$\left({e}^{x}\right) y \frac{\mathrm{dy}}{\mathrm{dx}} = {e}^{- y} + {e}^{- 2 x} \cdot {e}^{- y}$

$\implies \left({e}^{x}\right) \frac{\mathrm{dy}}{\mathrm{dx}} = {e}^{- y} / y \left(1 + {e}^{- 2 x}\right)$

$\implies {e}^{x} / \left(1 + {e}^{- 2 x}\right) \frac{\mathrm{dy}}{\mathrm{dx}} = {e}^{- y} / y$

Now, we want to get dy on the side with the y's, and dx on the side with the x's. We'll need to do a bit of re-arranging:

$\frac{1 + {e}^{- 2 x}}{e} ^ x \mathrm{dx} = \frac{y}{e} ^ \left(- y\right) \mathrm{dy}$

Now, we integrate both sides:

$\int \left(\frac{1 + {e}^{- 2 x}}{e} ^ x\right) \mathrm{dx} = \int \frac{y}{e} ^ \left(- y\right) \mathrm{dy}$

Let's do each integral in in turn:

1. $\int \left(\frac{1 + {e}^{- 2 x}}{e} ^ x\right) \mathrm{dx}$

First, let's split this into 2 separate integrals by the addition/subtraction rule:

$\implies \int \left(\frac{1}{e} ^ x\right) \mathrm{dx} + \int \frac{{e}^{- 2 x}}{e} ^ x \mathrm{dx}$

These look kind of annoying. However, we can give them a bit of a makeover to make them look nicer (and much easier to solve):

$\implies \int \left({e}^{- x}\right) \mathrm{dx} + \int \left({e}^{- 3 x}\right) \mathrm{dx}$

Both of these are now simple $u$-substitution integrals. If you set $u = - x$ and $- 3 x$ respectively, you'll get the answer as:

$\implies - {e}^{- x} - {e}^{- 3 x} / 3 + C$

1. $\int \frac{y}{e} ^ \left(- y\right) \mathrm{dy}$

#If we make the negative exponent positive, we get:

$\int \left(y {e}^{y}\right) \mathrm{dy}$

We'll need to use integration by parts for this. The formula is:

$\int \left(u v\right) \mathrm{dy} = u v - \int \left(v \cdot \mathrm{du}\right)$

We're going to set $u = y$, and $\mathrm{dv} = {e}^{y} \mathrm{dy}$. The reason is that we want an easy $\mathrm{du}$ for that final integration, and also because ${e}^{y}$ is very easy to integrate.

So:
$u = y$
$\implies \mathrm{du} = \mathrm{dy}$

$\mathrm{dv} = {e}^{y} \mathrm{dy}$
$v = {e}^{y}$

Now, we just plug and chug:

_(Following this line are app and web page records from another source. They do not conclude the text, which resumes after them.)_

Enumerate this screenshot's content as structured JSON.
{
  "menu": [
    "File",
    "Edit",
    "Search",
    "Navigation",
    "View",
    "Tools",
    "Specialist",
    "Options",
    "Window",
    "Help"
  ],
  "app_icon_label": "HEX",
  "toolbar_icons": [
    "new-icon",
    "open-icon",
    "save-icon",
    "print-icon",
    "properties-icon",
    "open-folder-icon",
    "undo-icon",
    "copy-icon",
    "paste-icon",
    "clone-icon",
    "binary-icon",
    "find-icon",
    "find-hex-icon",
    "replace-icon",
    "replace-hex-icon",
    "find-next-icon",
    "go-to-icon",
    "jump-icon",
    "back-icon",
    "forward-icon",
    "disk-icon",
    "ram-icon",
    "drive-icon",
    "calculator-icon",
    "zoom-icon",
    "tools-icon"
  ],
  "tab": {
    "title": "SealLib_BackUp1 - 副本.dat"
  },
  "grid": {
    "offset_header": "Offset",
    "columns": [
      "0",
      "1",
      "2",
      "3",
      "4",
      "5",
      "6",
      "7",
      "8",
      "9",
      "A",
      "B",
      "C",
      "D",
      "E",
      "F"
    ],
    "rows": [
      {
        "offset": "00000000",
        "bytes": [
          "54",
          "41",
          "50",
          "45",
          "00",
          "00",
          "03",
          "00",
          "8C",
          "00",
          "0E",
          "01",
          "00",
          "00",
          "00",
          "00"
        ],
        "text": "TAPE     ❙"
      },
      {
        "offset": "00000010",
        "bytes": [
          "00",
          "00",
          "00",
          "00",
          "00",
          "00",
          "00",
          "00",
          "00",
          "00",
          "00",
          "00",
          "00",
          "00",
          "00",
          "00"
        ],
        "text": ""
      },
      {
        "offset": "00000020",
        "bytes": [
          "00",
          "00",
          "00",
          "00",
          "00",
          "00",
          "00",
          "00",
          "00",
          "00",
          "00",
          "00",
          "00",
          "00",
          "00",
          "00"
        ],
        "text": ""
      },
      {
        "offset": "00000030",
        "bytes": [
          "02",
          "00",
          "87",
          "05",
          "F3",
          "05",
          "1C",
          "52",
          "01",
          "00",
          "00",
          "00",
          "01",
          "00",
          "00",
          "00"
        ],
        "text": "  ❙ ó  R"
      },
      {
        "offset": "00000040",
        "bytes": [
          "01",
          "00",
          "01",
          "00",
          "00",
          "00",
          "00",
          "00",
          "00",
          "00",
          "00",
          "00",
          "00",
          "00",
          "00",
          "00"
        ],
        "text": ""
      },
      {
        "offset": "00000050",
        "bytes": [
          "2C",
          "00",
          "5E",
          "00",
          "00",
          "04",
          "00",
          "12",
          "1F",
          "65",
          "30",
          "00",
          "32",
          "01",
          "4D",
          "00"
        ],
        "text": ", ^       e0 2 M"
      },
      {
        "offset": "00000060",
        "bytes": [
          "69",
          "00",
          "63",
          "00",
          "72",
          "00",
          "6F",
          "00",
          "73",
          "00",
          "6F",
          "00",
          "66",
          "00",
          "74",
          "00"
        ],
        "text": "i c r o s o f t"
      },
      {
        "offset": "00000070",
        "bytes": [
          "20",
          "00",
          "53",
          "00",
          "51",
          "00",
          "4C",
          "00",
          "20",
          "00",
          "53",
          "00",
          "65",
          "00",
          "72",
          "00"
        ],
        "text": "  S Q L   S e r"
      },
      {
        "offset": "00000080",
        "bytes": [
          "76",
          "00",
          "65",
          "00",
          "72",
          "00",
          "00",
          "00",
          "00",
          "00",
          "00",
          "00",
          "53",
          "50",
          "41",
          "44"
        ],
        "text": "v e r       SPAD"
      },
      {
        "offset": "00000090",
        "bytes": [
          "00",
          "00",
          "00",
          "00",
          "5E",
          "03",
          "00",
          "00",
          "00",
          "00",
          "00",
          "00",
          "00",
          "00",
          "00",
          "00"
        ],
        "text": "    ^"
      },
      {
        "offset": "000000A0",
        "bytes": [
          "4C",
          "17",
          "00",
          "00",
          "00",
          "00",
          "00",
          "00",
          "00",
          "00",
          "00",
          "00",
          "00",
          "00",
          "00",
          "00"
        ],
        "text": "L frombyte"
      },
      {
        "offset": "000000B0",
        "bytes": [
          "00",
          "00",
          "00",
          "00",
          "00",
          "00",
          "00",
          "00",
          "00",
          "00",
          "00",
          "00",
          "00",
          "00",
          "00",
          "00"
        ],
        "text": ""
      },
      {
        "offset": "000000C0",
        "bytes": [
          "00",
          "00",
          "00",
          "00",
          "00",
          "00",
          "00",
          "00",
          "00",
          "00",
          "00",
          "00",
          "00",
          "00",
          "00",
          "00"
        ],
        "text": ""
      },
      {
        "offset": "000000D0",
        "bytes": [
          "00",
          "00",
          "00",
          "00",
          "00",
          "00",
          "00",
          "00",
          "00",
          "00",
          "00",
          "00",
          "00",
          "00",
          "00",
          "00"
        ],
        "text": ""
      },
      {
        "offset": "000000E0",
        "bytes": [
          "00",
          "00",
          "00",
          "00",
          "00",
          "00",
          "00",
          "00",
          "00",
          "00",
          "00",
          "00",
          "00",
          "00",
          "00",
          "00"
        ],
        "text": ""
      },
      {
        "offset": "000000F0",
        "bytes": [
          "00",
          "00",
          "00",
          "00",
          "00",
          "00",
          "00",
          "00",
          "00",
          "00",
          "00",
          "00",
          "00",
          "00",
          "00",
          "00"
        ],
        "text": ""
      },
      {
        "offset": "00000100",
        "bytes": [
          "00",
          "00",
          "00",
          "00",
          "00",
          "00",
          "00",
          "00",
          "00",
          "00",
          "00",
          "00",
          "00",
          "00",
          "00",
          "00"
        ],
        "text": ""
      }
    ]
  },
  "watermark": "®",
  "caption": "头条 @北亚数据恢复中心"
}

$\implies \int \left(y {e}^{y}\right) \mathrm{dy} = y {e}^{y} - \int \left({e}^{y}\right) \mathrm{dy}$

$= y {e}^{y} - {e}^{y}$

Putting everything back in:

$y {e}^{y} - {e}^{y} = - {e}^{- x} - {e}^{- 3 x} / 3 + C$

Getting rid of negative exponents:

$y {e}^{y} - {e}^{y} = - \frac{1}{e} ^ \left(x\right) - \frac{1}{3 {e}^{- 3 x}} + C$

And that's a pretty decent final answer. If you wanted to solve for $y$, you could, and you'd end up with

$y = - \frac{1}{{e}^{x} {e}^{y}} - \frac{1}{3 {e}^{y} {e}^{- 3 x}} + \frac{C}{e} ^ y + 1$

Notice that we don't have a $+ C$ on the LHS of this equation. The reason for this is that even if we did put it, we would ultimately subtract it from the RHS, and an arbitrary constant minus an arbitrary constant is still (wait for it) an arbitrary constant. Hence, for these problems as long as you have your $+ C$ on any one side of the equation, you'll be fine.

Hope that helped :)